WHAT IS EXPECTED
When a record holds a picture, leave the picture out and copy everything else exactly.

INPUT MATERIAL

= Beginning of Section =

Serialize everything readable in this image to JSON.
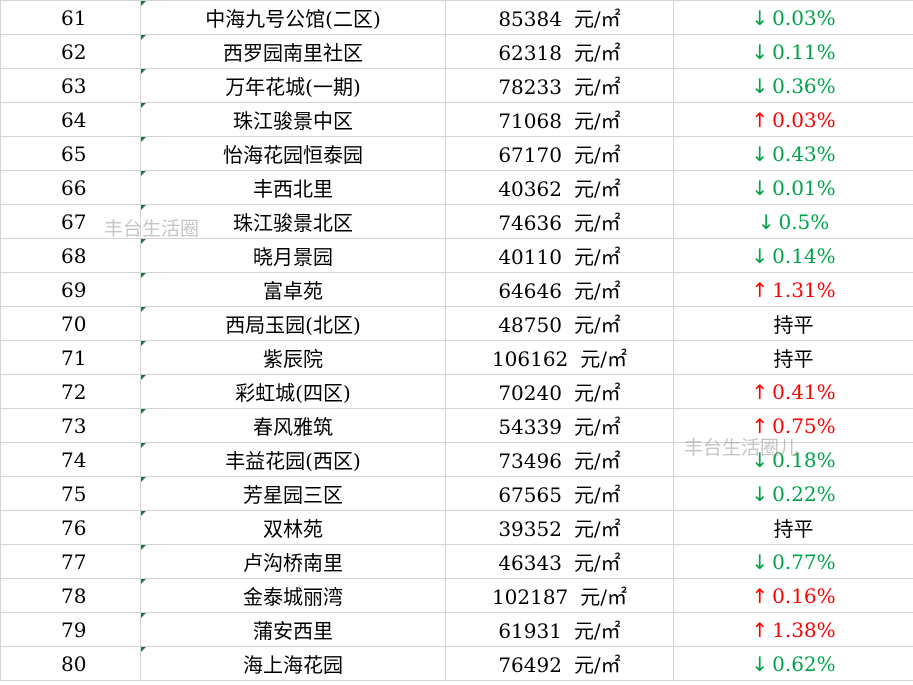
{
  "unit": "元/㎡",
  "colors": {
    "up": "#ff0000",
    "down": "#00a34a",
    "flat": "#000000",
    "grid": "#d4d4d4",
    "corner_marker": "#1e7b3e"
  },
  "icons": {
    "up": "arrow-up-icon",
    "down": "arrow-down-icon"
  },
  "watermarks": [
    "丰台生活圈",
    "丰台生活圈儿"
  ],
  "rows": [
    {
      "num": "61",
      "name": "中海九号公馆(二区)",
      "price": "85384",
      "dir": "down",
      "arrow": "↓",
      "change": "0.03%"
    },
    {
      "num": "62",
      "name": "西罗园南里社区",
      "price": "62318",
      "dir": "down",
      "arrow": "↓",
      "change": "0.11%"
    },
    {
      "num": "63",
      "name": "万年花城(一期)",
      "price": "78233",
      "dir": "down",
      "arrow": "↓",
      "change": "0.36%"
    },
    {
      "num": "64",
      "name": "珠江骏景中区",
      "price": "71068",
      "dir": "up",
      "arrow": "↑",
      "change": "0.03%"
    },
    {
      "num": "65",
      "name": "怡海花园恒泰园",
      "price": "67170",
      "dir": "down",
      "arrow": "↓",
      "change": "0.43%"
    },
    {
      "num": "66",
      "name": "丰西北里",
      "price": "40362",
      "dir": "down",
      "arrow": "↓",
      "change": "0.01%"
    },
    {
      "num": "67",
      "name": "珠江骏景北区",
      "price": "74636",
      "dir": "down",
      "arrow": "↓",
      "change": "0.5%"
    },
    {
      "num": "68",
      "name": "晓月景园",
      "price": "40110",
      "dir": "down",
      "arrow": "↓",
      "change": "0.14%"
    },
    {
      "num": "69",
      "name": "富卓苑",
      "price": "64646",
      "dir": "up",
      "arrow": "↑",
      "change": "1.31%"
    },
    {
      "num": "70",
      "name": "西局玉园(北区)",
      "price": "48750",
      "dir": "flat",
      "arrow": "",
      "change": "持平"
    },
    {
      "num": "71",
      "name": "紫辰院",
      "price": "106162",
      "dir": "flat",
      "arrow": "",
      "change": "持平"
    },
    {
      "num": "72",
      "name": "彩虹城(四区)",
      "price": "70240",
      "dir": "up",
      "arrow": "↑",
      "change": "0.41%"
    },
    {
      "num": "73",
      "name": "春风雅筑",
      "price": "54339",
      "dir": "up",
      "arrow": "↑",
      "change": "0.75%"
    },
    {
      "num": "74",
      "name": "丰益花园(西区)",
      "price": "73496",
      "dir": "down",
      "arrow": "↓",
      "change": "0.18%"
    },
    {
      "num": "75",
      "name": "芳星园三区",
      "price": "67565",
      "dir": "down",
      "arrow": "↓",
      "change": "0.22%"
    },
    {
      "num": "76",
      "name": "双林苑",
      "price": "39352",
      "dir": "flat",
      "arrow": "",
      "change": "持平"
    },
    {
      "num": "77",
      "name": "卢沟桥南里",
      "price": "46343",
      "dir": "down",
      "arrow": "↓",
      "change": "0.77%"
    },
    {
      "num": "78",
      "name": "金泰城丽湾",
      "price": "102187",
      "dir": "up",
      "arrow": "↑",
      "change": "0.16%"
    },
    {
      "num": "79",
      "name": "蒲安西里",
      "price": "61931",
      "dir": "up",
      "arrow": "↑",
      "change": "1.38%"
    },
    {
      "num": "80",
      "name": "海上海花园",
      "price": "76492",
      "dir": "down",
      "arrow": "↓",
      "change": "0.62%"
    }
  ]
}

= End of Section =

RESPONSE TO THE TASK
Serialize everything readable in this image to JSON.
{
  "unit": "元/㎡",
  "colors": {
    "up": "#ff0000",
    "down": "#00a34a",
    "flat": "#000000",
    "grid": "#d4d4d4",
    "corner_marker": "#1e7b3e"
  },
  "icons": {
    "up": "arrow-up-icon",
    "down": "arrow-down-icon"
  },
  "watermarks": [
    "丰台生活圈",
    "丰台生活圈儿"
  ],
  "rows": [
    {
      "num": "61",
      "name": "中海九号公馆(二区)",
      "price": "85384",
      "dir": "down",
      "arrow": "↓",
      "change": "0.03%"
    },
    {
      "num": "62",
      "name": "西罗园南里社区",
      "price": "62318",
      "dir": "down",
      "arrow": "↓",
      "change": "0.11%"
    },
    {
      "num": "63",
      "name": "万年花城(一期)",
      "price": "78233",
      "dir": "down",
      "arrow": "↓",
      "change": "0.36%"
    },
    {
      "num": "64",
      "name": "珠江骏景中区",
      "price": "71068",
      "dir": "up",
      "arrow": "↑",
      "change": "0.03%"
    },
    {
      "num": "65",
      "name": "怡海花园恒泰园",
      "price": "67170",
      "dir": "down",
      "arrow": "↓",
      "change": "0.43%"
    },
    {
      "num": "66",
      "name": "丰西北里",
      "price": "40362",
      "dir": "down",
      "arrow": "↓",
      "change": "0.01%"
    },
    {
      "num": "67",
      "name": "珠江骏景北区",
      "price": "74636",
      "dir": "down",
      "arrow": "↓",
      "change": "0.5%"
    },
    {
      "num": "68",
      "name": "晓月景园",
      "price": "40110",
      "dir": "down",
      "arrow": "↓",
      "change": "0.14%"
    },
    {
      "num": "69",
      "name": "富卓苑",
      "price": "64646",
      "dir": "up",
      "arrow": "↑",
      "change": "1.31%"
    },
    {
      "num": "70",
      "name": "西局玉园(北区)",
      "price": "48750",
      "dir": "flat",
      "arrow": "",
      "change": "持平"
    },
    {
      "num": "71",
      "name": "紫辰院",
      "price": "106162",
      "dir": "flat",
      "arrow": "",
      "change": "持平"
    },
    {
      "num": "72",
      "name": "彩虹城(四区)",
      "price": "70240",
      "dir": "up",
      "arrow": "↑",
      "change": "0.41%"
    },
    {
      "num": "73",
      "name": "春风雅筑",
      "price": "54339",
      "dir": "up",
      "arrow": "↑",
      "change": "0.75%"
    },
    {
      "num": "74",
      "name": "丰益花园(西区)",
      "price": "73496",
      "dir": "down",
      "arrow": "↓",
      "change": "0.18%"
    },
    {
      "num": "75",
      "name": "芳星园三区",
      "price": "67565",
      "dir": "down",
      "arrow": "↓",
      "change": "0.22%"
    },
    {
      "num": "76",
      "name": "双林苑",
      "price": "39352",
      "dir": "flat",
      "arrow": "",
      "change": "持平"
    },
    {
      "num": "77",
      "name": "卢沟桥南里",
      "price": "46343",
      "dir": "down",
      "arrow": "↓",
      "change": "0.77%"
    },
    {
      "num": "78",
      "name": "金泰城丽湾",
      "price": "102187",
      "dir": "up",
      "arrow": "↑",
      "change": "0.16%"
    },
    {
      "num": "79",
      "name": "蒲安西里",
      "price": "61931",
      "dir": "up",
      "arrow": "↑",
      "change": "1.38%"
    },
    {
      "num": "80",
      "name": "海上海花园",
      "price": "76492",
      "dir": "down",
      "arrow": "↓",
      "change": "0.62%"
    }
  ]
}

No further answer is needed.